Penalties a lingering issue for Bills

ORCHARD PARK, N.Y. -- Now it's a problem.

What initially might have been chalked up as a preseason fluke -- an excessive number of flags against the Buffalo Bills -- has begun to hold the team back in the regular season.

The Bills were penalized 10 times for 75 yards in Sunday's 23-21 loss, a stark contrast to the four penalties called against the New England Patriots.

"Ten to 4. I think it's hard to overcome especially when offensively you have a young quarterback and you're a young team," head coach Doug Marrone said. "It's not acceptable."

Buffalo was flagged 39 times in four preseason games, and led the NFL with 23 penalties through their first two exhibition contests. At the time, Marrone said it was important to separate unforced errors from simple over-aggressive play, but the former continued into Week 1.

"I think we got caught out on the field with 12 [players on defense] and that's not acceptable," Marrone said. "That's on us as the coaches and it starts with me."

In the first quarter, left tackle Cordy Glenn was called for a 10-yard illegal use of the hands penalty, negating what would have been a 19-yard gain and stalling a drive that later ended in a punt. Another critical penalty came late in the third quarter, when a 15-yard gain and first down was called back on the same infraction by right guard Kraig Urbik, setting up a 3rd-and-11 and another punt.

"That was frustrating," quarterback EJ Manuel said of the number of penalties. "When you have a big first down or big play and then you get it called back, you definitely want to continue to fight those battles. But you kind of shoot yourself in the foot when you do that. As an offense we have to clean those things up."

"The pre-snap penalties, the offsides, the false starts, misalignments, those sorts of things are things that are killing you and you really have to pay close attention," defensive tackle Kyle Williams added.

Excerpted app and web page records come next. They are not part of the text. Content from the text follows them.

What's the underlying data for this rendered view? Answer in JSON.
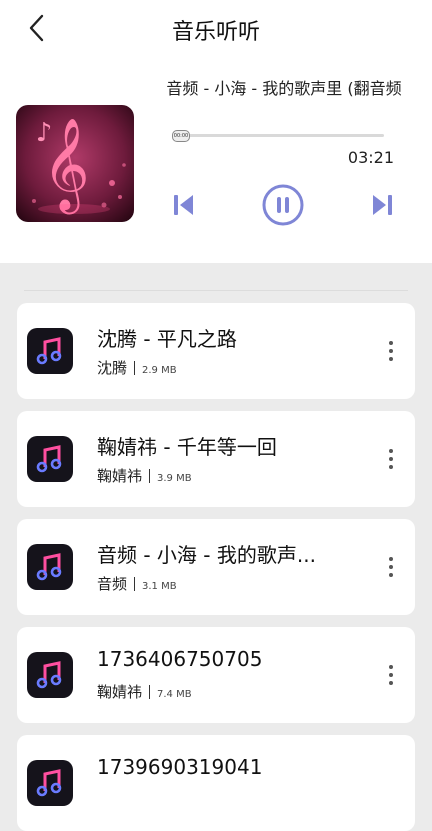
{
  "header": {
    "title": "音乐听听"
  },
  "player": {
    "song_title": "音频 - 小海 - 我的歌声里 (翻音频",
    "elapsed": "00:00",
    "duration": "03:21",
    "progress": 0.02,
    "accent_color": "#7f86d6"
  },
  "songs": [
    {
      "title": "沈腾 - 平凡之路",
      "artist": "沈腾",
      "size": "2.9 MB"
    },
    {
      "title": "鞠婧祎 - 千年等一回",
      "artist": "鞠婧祎",
      "size": "3.9 MB"
    },
    {
      "title": "音频 - 小海 - 我的歌声...",
      "artist": "音频",
      "size": "3.1 MB"
    },
    {
      "title": "1736406750705",
      "artist": "鞠婧祎",
      "size": "7.4 MB"
    },
    {
      "title": "1739690319041",
      "artist": "",
      "size": ""
    }
  ],
  "icons": {
    "back": "chevron-left-icon",
    "prev": "skip-previous-icon",
    "pause": "pause-icon",
    "next": "skip-next-icon",
    "more": "more-vertical-icon",
    "song": "music-note-icon"
  }
}
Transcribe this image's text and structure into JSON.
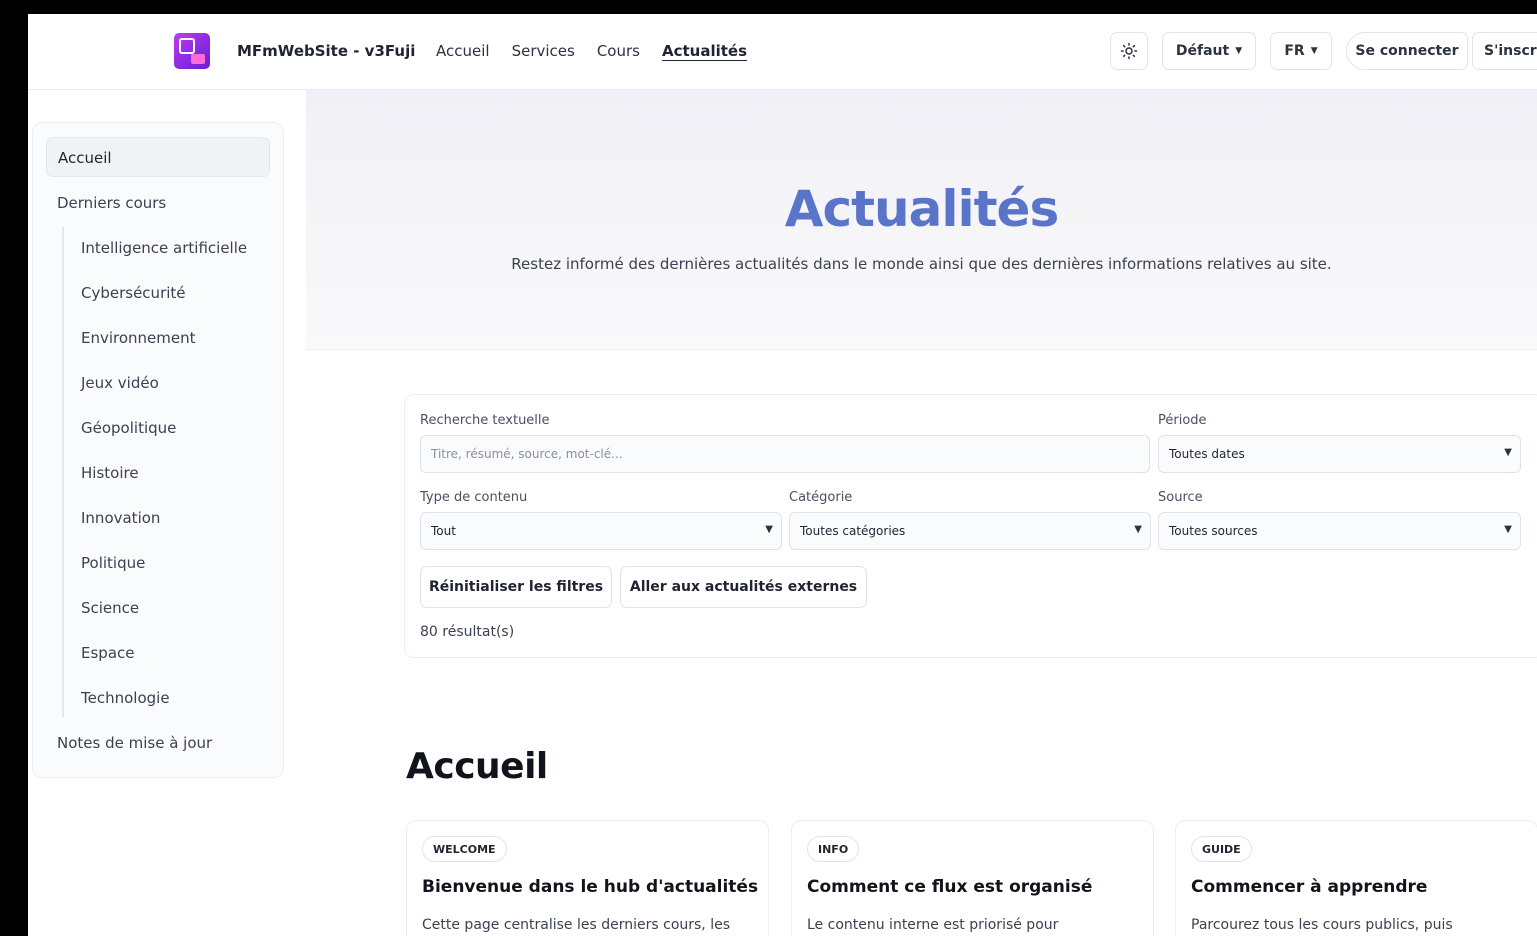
{
  "header": {
    "site_name": "MFmWebSite - v3Fuji",
    "nav": [
      "Accueil",
      "Services",
      "Cours",
      "Actualités"
    ],
    "active_nav": "Actualités",
    "theme_label": "Défaut",
    "lang_label": "FR",
    "login_label": "Se connecter",
    "signup_label": "S'inscri"
  },
  "sidebar": {
    "home": "Accueil",
    "recent_courses": "Derniers cours",
    "categories": [
      "Intelligence artificielle",
      "Cybersécurité",
      "Environnement",
      "Jeux vidéo",
      "Géopolitique",
      "Histoire",
      "Innovation",
      "Politique",
      "Science",
      "Espace",
      "Technologie"
    ],
    "release_notes": "Notes de mise à jour"
  },
  "hero": {
    "title": "Actualités",
    "subtitle": "Restez informé des dernières actualités dans le monde ainsi que des dernières informations relatives au site."
  },
  "filters": {
    "search_label": "Recherche textuelle",
    "search_placeholder": "Titre, résumé, source, mot-clé...",
    "period_label": "Période",
    "period_value": "Toutes dates",
    "type_label": "Type de contenu",
    "type_value": "Tout",
    "category_label": "Catégorie",
    "category_value": "Toutes catégories",
    "source_label": "Source",
    "source_value": "Toutes sources",
    "reset_label": "Réinitialiser les filtres",
    "external_label": "Aller aux actualités externes",
    "results": "80 résultat(s)"
  },
  "section": {
    "title": "Accueil",
    "cards": [
      {
        "badge": "WELCOME",
        "title": "Bienvenue dans le hub d'actualités",
        "text": "Cette page centralise les derniers cours, les"
      },
      {
        "badge": "INFO",
        "title": "Comment ce flux est organisé",
        "text": "Le contenu interne est priorisé pour"
      },
      {
        "badge": "GUIDE",
        "title": "Commencer à apprendre",
        "text": "Parcourez tous les cours publics, puis"
      }
    ]
  },
  "icons": {
    "theme": "sun-icon",
    "chevron": "chevron-down-icon"
  },
  "colors": {
    "accent": "#5a74c8",
    "logo": "#8a2be2"
  }
}
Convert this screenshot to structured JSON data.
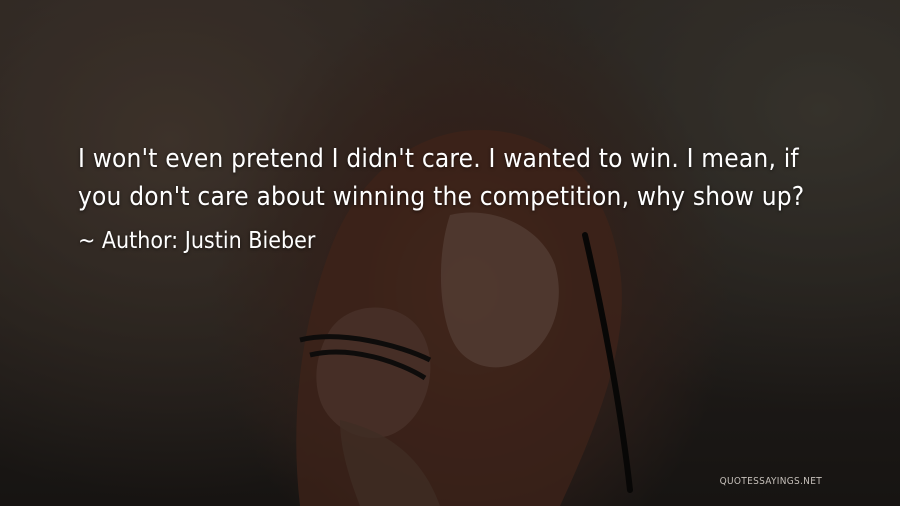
{
  "quote": {
    "text": "I won't even pretend I didn't care. I wanted to win. I mean, if you don't care about winning the competition, why show up?",
    "author_prefix": "~ Author:",
    "author_name": "Justin Bieber"
  },
  "watermark": "QUOTESSAYINGS.NET",
  "colors": {
    "text": "#ffffff",
    "background": "#2e2925",
    "hair": "#5c3426",
    "skin": "#7a5a4c"
  }
}
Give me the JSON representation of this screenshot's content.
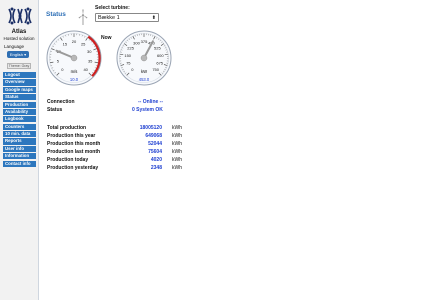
{
  "sidebar": {
    "brand_name": "Atlas",
    "brand_sub": "Hosted solution",
    "language_label": "Language",
    "language_value": "English",
    "theme_value": "Theme: Gray",
    "nav": [
      "Logout",
      "Overview",
      "Google maps",
      "Status",
      "Production",
      "Availability",
      "Logbook",
      "Counters",
      "10 min. data",
      "Reports",
      "User info",
      "Information",
      "Contact info"
    ]
  },
  "header": {
    "title": "Status",
    "select_label": "Select turbine:",
    "select_value": "Bække 1"
  },
  "gauges": {
    "now_label": "Now",
    "wind": {
      "unit": "m/s",
      "value": 10.0,
      "value_text": "10.0",
      "ticks": [
        "0",
        "5",
        "10",
        "15",
        "20",
        "25",
        "30",
        "35",
        "40"
      ]
    },
    "power": {
      "unit": "kW",
      "value": 453,
      "value_text": "453.0",
      "ticks": [
        "0",
        "75",
        "150",
        "225",
        "300",
        "375",
        "450",
        "525",
        "600",
        "675",
        "750"
      ]
    }
  },
  "status": {
    "connection_label": "Connection",
    "connection_value": "-- Online --",
    "status_label": "Status",
    "status_value": "0 System OK"
  },
  "production": {
    "unit": "kWh",
    "rows": [
      {
        "label": "Total production",
        "value": "18005120"
      },
      {
        "label": "Production this year",
        "value": "649068"
      },
      {
        "label": "Production this month",
        "value": "52044"
      },
      {
        "label": "Production last month",
        "value": "75604"
      },
      {
        "label": "Production today",
        "value": "4020"
      },
      {
        "label": "Production yesterday",
        "value": "2348"
      }
    ]
  },
  "colors": {
    "accent": "#2d77be",
    "value_blue": "#1e3fd0",
    "red_zone": "#d02020"
  }
}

So how do the Bills fix it? Marrone said its something he and his coaches will have to dig deeper to correct.

"We have officials at every practice. We have to get together as a staff and we've got to figure out a way not to have that," he said. "We have to look at them and evaluate them first."